(The task):
The answer must be every line of the records below that contains the word "shift", copied out.

◆ ◆ ◆ ◆ ◆ ◆ ◆

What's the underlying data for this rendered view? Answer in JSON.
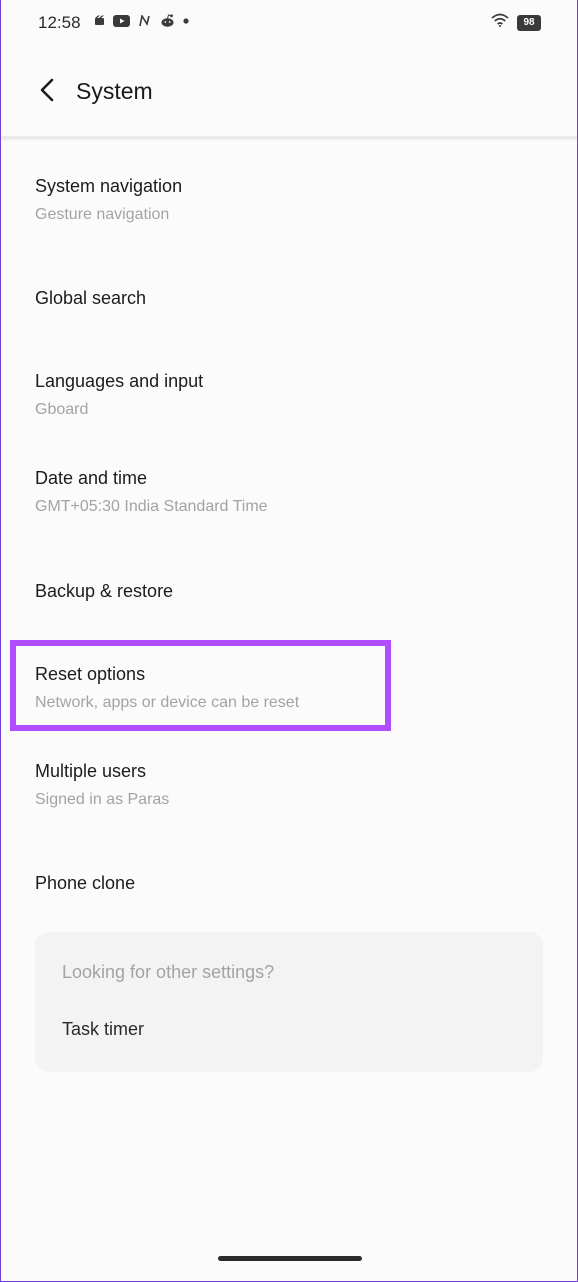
{
  "status_bar": {
    "time": "12:58",
    "battery": "98"
  },
  "header": {
    "title": "System"
  },
  "settings_items": [
    {
      "title": "System navigation",
      "subtitle": "Gesture navigation"
    },
    {
      "title": "Global search"
    },
    {
      "title": "Languages and input",
      "subtitle": "Gboard"
    },
    {
      "title": "Date and time",
      "subtitle": "GMT+05:30 India Standard Time"
    },
    {
      "title": "Backup & restore"
    },
    {
      "title": "Reset options",
      "subtitle": "Network, apps or device can be reset"
    },
    {
      "title": "Multiple users",
      "subtitle": "Signed in as Paras"
    },
    {
      "title": "Phone clone"
    }
  ],
  "suggestions": {
    "heading": "Looking for other settings?",
    "link": "Task timer"
  },
  "colors": {
    "highlight": "#b04dff",
    "background": "#fbfbfb",
    "primary_text": "#1c1c1c",
    "secondary_text": "#a3a3a3"
  }
}
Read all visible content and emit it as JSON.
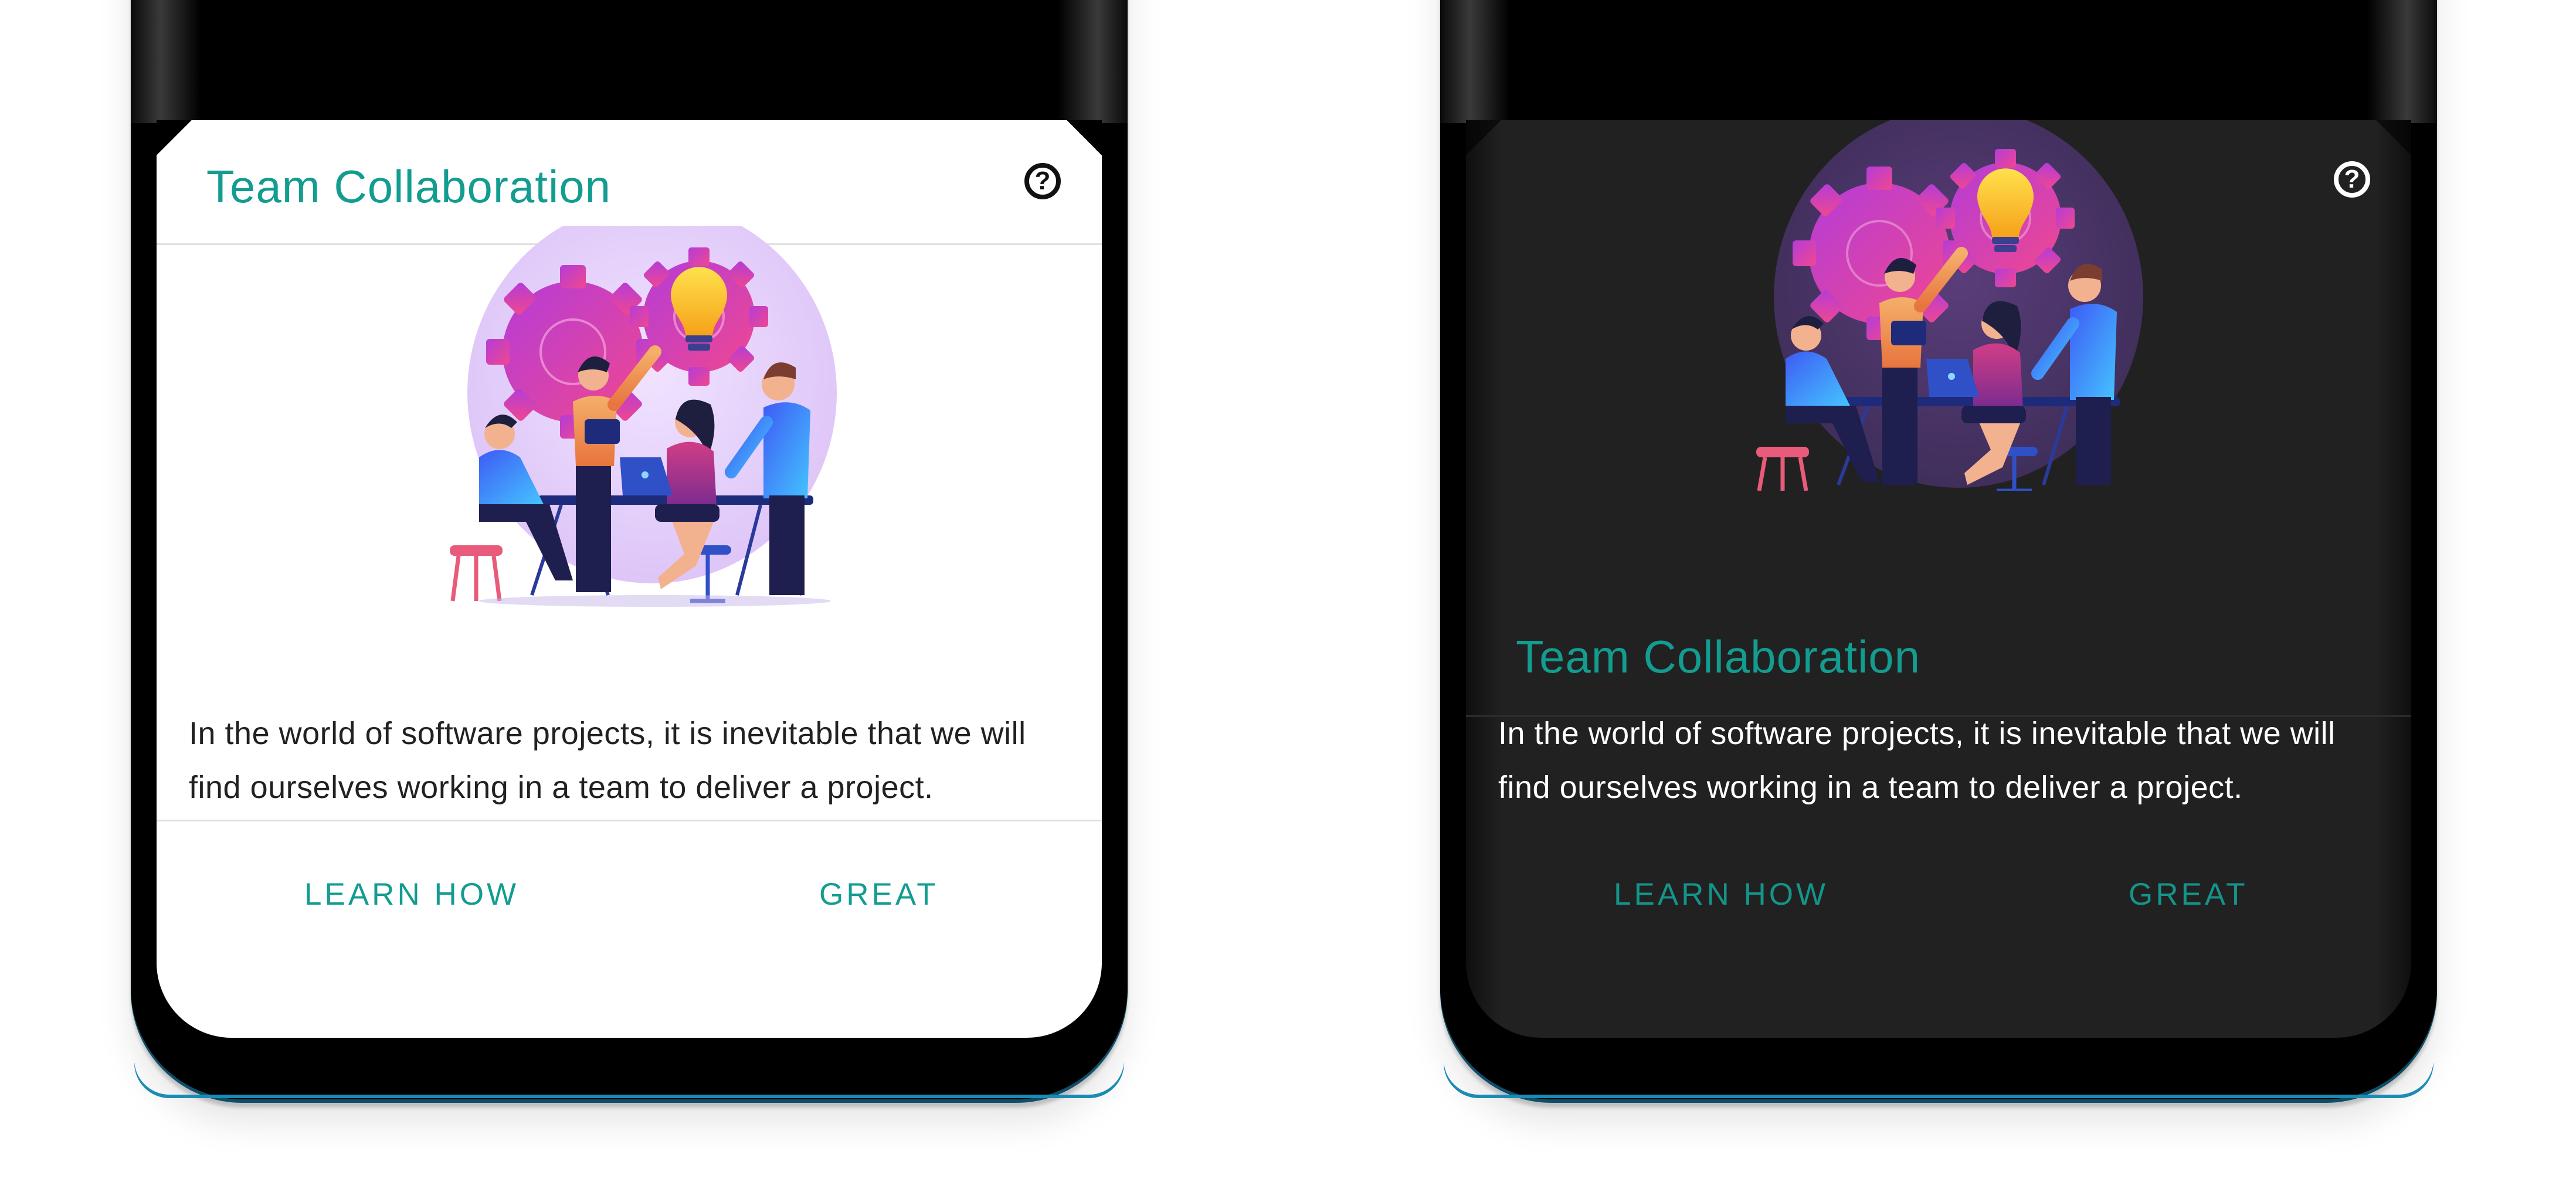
{
  "cards": [
    {
      "theme": "light",
      "title": "Team Collaboration",
      "help_icon": "help-circle-icon",
      "help_glyph": "?",
      "illustration": "team-collaboration-illustration",
      "body": "In the world of software projects, it is inevitable that we will find ourselves working in a team to deliver a project.",
      "actions": {
        "learn": "LEARN HOW",
        "great": "GREAT"
      }
    },
    {
      "theme": "dark",
      "title": "Team Collaboration",
      "help_icon": "help-circle-icon",
      "help_glyph": "?",
      "illustration": "team-collaboration-illustration",
      "body": "In the world of software projects, it is inevitable that we will find ourselves working in a team to deliver a project.",
      "actions": {
        "learn": "LEARN HOW",
        "great": "GREAT"
      }
    }
  ],
  "colors": {
    "accent": "#139c90",
    "light_surface": "#ffffff",
    "dark_surface": "#212121",
    "bezel": "#000000",
    "frame_edge": "#1a8bb5"
  }
}
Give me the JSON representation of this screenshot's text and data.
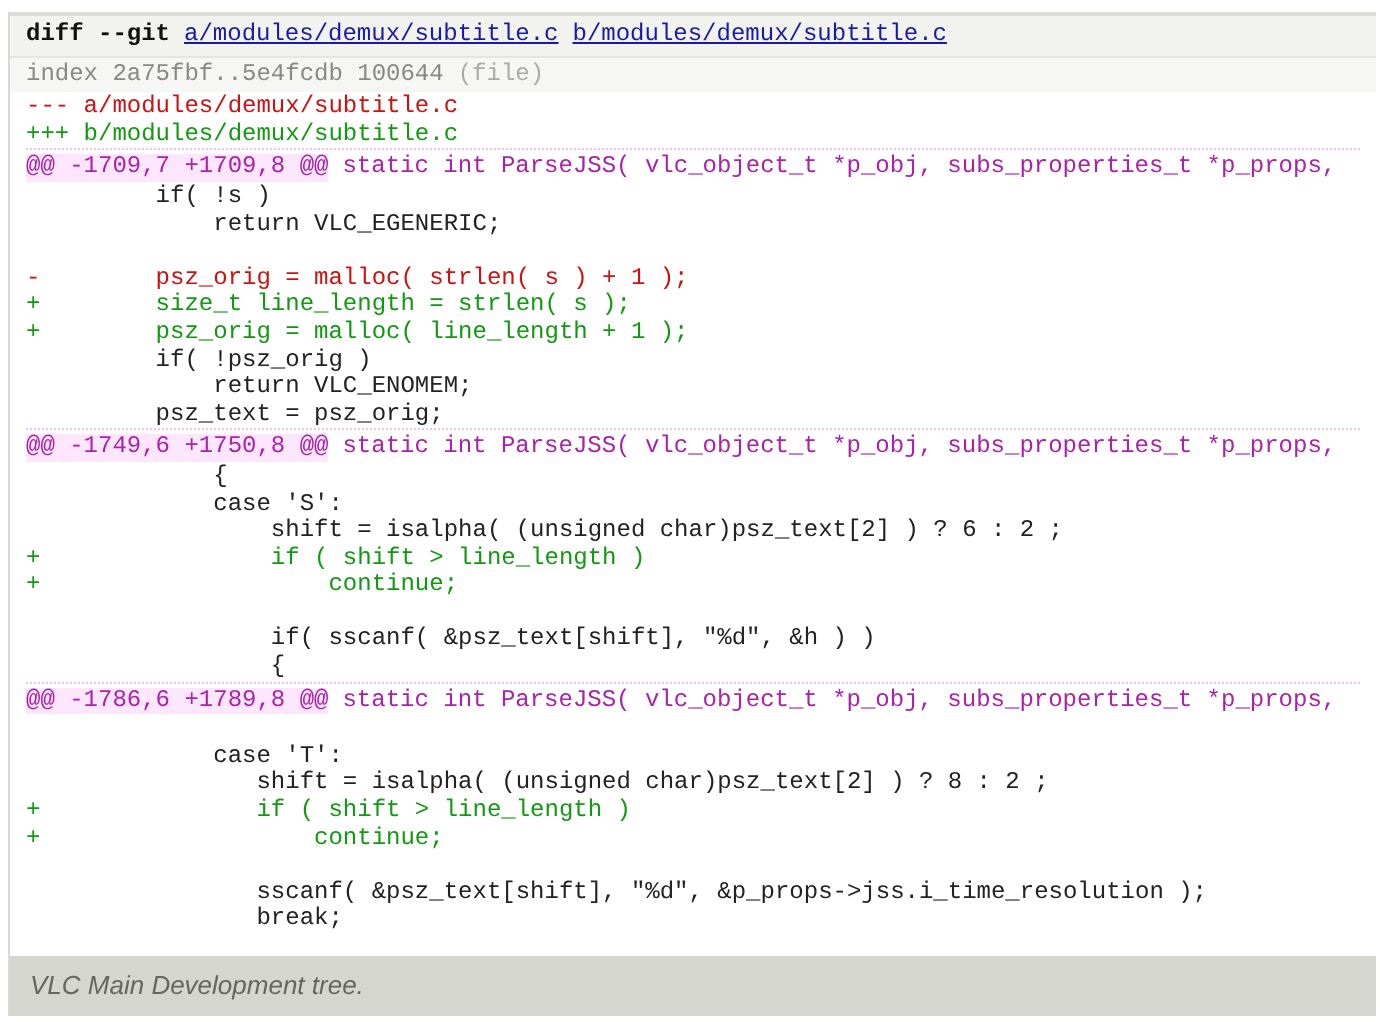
{
  "diff_header": {
    "command": "diff --git",
    "a_path": "a/modules/demux/subtitle.c",
    "b_path": "b/modules/demux/subtitle.c"
  },
  "index_line": {
    "text": "index 2a75fbf..5e4fcdb 100644",
    "mode": "(file)"
  },
  "from_file": "--- a/modules/demux/subtitle.c",
  "to_file": "+++ b/modules/demux/subtitle.c",
  "lines": [
    {
      "kind": "hunk",
      "range": "@@ -1709,7 +1709,8 @@",
      "section": "static int ParseJSS( vlc_object_t *p_obj, subs_properties_t *p_props,"
    },
    {
      "kind": "context",
      "text": "         if( !s )"
    },
    {
      "kind": "context",
      "text": "             return VLC_EGENERIC;"
    },
    {
      "kind": "blank"
    },
    {
      "kind": "del",
      "text": "-        psz_orig = malloc( strlen( s ) + 1 );"
    },
    {
      "kind": "add",
      "text": "+        size_t line_length = strlen( s );"
    },
    {
      "kind": "add",
      "text": "+        psz_orig = malloc( line_length + 1 );"
    },
    {
      "kind": "context",
      "text": "         if( !psz_orig )"
    },
    {
      "kind": "context",
      "text": "             return VLC_ENOMEM;"
    },
    {
      "kind": "context",
      "text": "         psz_text = psz_orig;"
    },
    {
      "kind": "hunk",
      "range": "@@ -1749,6 +1750,8 @@",
      "section": "static int ParseJSS( vlc_object_t *p_obj, subs_properties_t *p_props,"
    },
    {
      "kind": "context",
      "text": "             {"
    },
    {
      "kind": "context",
      "text": "             case 'S':"
    },
    {
      "kind": "context",
      "text": "                 shift = isalpha( (unsigned char)psz_text[2] ) ? 6 : 2 ;"
    },
    {
      "kind": "add",
      "text": "+                if ( shift > line_length )"
    },
    {
      "kind": "add",
      "text": "+                    continue;"
    },
    {
      "kind": "blank"
    },
    {
      "kind": "context",
      "text": "                 if( sscanf( &psz_text[shift], \"%d\", &h ) )"
    },
    {
      "kind": "context",
      "text": "                 {"
    },
    {
      "kind": "hunk",
      "range": "@@ -1786,6 +1789,8 @@",
      "section": "static int ParseJSS( vlc_object_t *p_obj, subs_properties_t *p_props,"
    },
    {
      "kind": "blank"
    },
    {
      "kind": "context",
      "text": "             case 'T':"
    },
    {
      "kind": "context",
      "text": "                shift = isalpha( (unsigned char)psz_text[2] ) ? 8 : 2 ;"
    },
    {
      "kind": "add",
      "text": "+               if ( shift > line_length )"
    },
    {
      "kind": "add",
      "text": "+                   continue;"
    },
    {
      "kind": "blank"
    },
    {
      "kind": "context",
      "text": "                sscanf( &psz_text[shift], \"%d\", &p_props->jss.i_time_resolution );"
    },
    {
      "kind": "context",
      "text": "                break;"
    }
  ],
  "caption": "VLC Main Development tree."
}
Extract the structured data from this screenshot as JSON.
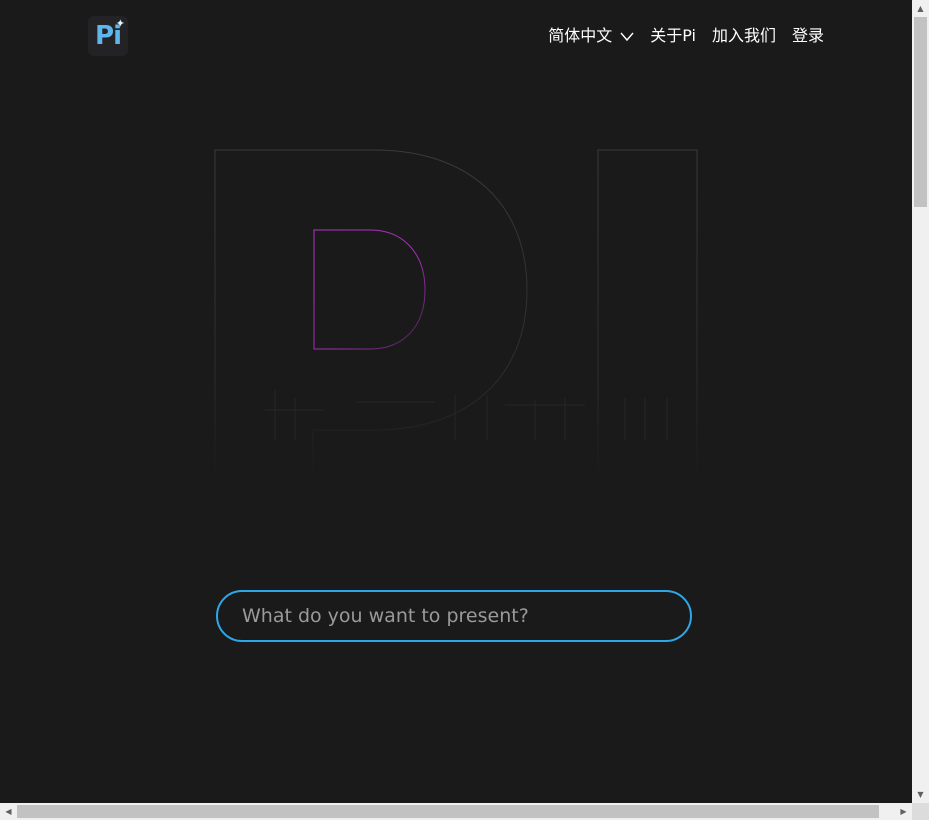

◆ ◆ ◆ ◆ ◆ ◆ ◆

(Task answer):
      "text": "                 shift = isalpha( (unsigned char)psz_text[2] ) ? 6 : 2 ;"
      "text": "+                if ( shift > line_length )"
      "text": "                 if( sscanf( &psz_text[shift], \"%d\", &h ) )"
      "text": "                shift = isalpha( (unsigned char)psz_text[2] ) ? 8 : 2 ;"
      "text": "+               if ( shift > line_length )"
      "text": "                sscanf( &psz_text[shift], \"%d\", &p_props->jss.i_time_resolution );"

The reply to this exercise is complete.